I like to serve the shumai with soy sauce mixed with honey or agave nectar (if vegan).


Wednesday, September 3, 2008

gnoc-gnoc-gnocchin' on heaven's door

(aka gnocchi florentine)

I love this dish because it is easy to make and versatile, plus I almost always have the ingredients on hand in the pantry. It's not vegan but can very easily be made vegan (see? versatile!). Just sub vegan pesto (or leave the pesto out all together) and don't add the romano cheese at the end. Voila! Vegan gnocchi. I've never made my own gnocchis, but it is a project I would love to take on - I hear its easier than making other pastas.

Gnoc-gnoc-gnocchin' on heaven's door

(aka gnocchi florentine)

From Food pics


1 package dried gnocchi (frozen works too)
1-2 tbsp extra virgin olive oil
1 tomato, seeded and diced
1 garlic clove, minced
2-4 basil leaves, shredded
2-3 tbsp pesto
2-3 tbsp alfredo sauce (optional)
pecorino romano cheese, shredded
2 handfuls fresh spinach

1. Heat a large pot of salted water. Once boiling, add gnocchis. These only need a few minutes to cook, so keep an eye on them. You can tell they are done when they float on top.

2. Heat oil in a large skillet. Add minced garlic, saute for 30 seconds. Add the diced tomato and cook for a few minutes. The tomato should be letting out its juices and beginning to turn into a paste. Add pesto and basil. Saute mixture until a paste is formed.

3. Add alfredo sauce and mix well. Mix in the spinach a little at a time. The heat of the sauce will wilt the spinach. Don't let it completely wilt - the heat of the gnocchis will finish it.

4. Strain the gnocchis over the sink in a colander. Add to the skillet.

5. Using a wide spatula, combine the gnocchis with the sauce and the spinach.
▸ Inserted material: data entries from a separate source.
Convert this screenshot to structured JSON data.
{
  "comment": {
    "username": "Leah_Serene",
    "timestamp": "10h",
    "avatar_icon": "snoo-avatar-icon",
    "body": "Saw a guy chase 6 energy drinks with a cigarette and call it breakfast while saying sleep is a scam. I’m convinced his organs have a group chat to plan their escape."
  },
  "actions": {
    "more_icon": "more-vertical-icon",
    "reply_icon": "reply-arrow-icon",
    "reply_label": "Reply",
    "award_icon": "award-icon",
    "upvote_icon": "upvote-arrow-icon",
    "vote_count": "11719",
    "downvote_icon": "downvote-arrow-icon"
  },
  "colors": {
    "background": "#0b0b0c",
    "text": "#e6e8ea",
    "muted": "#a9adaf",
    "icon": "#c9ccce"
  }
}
Everything should be covered and the spinach should be softened/almost wilted.

6. Serve, and sprinkle with shredded cheese for a garnish.

From Food pics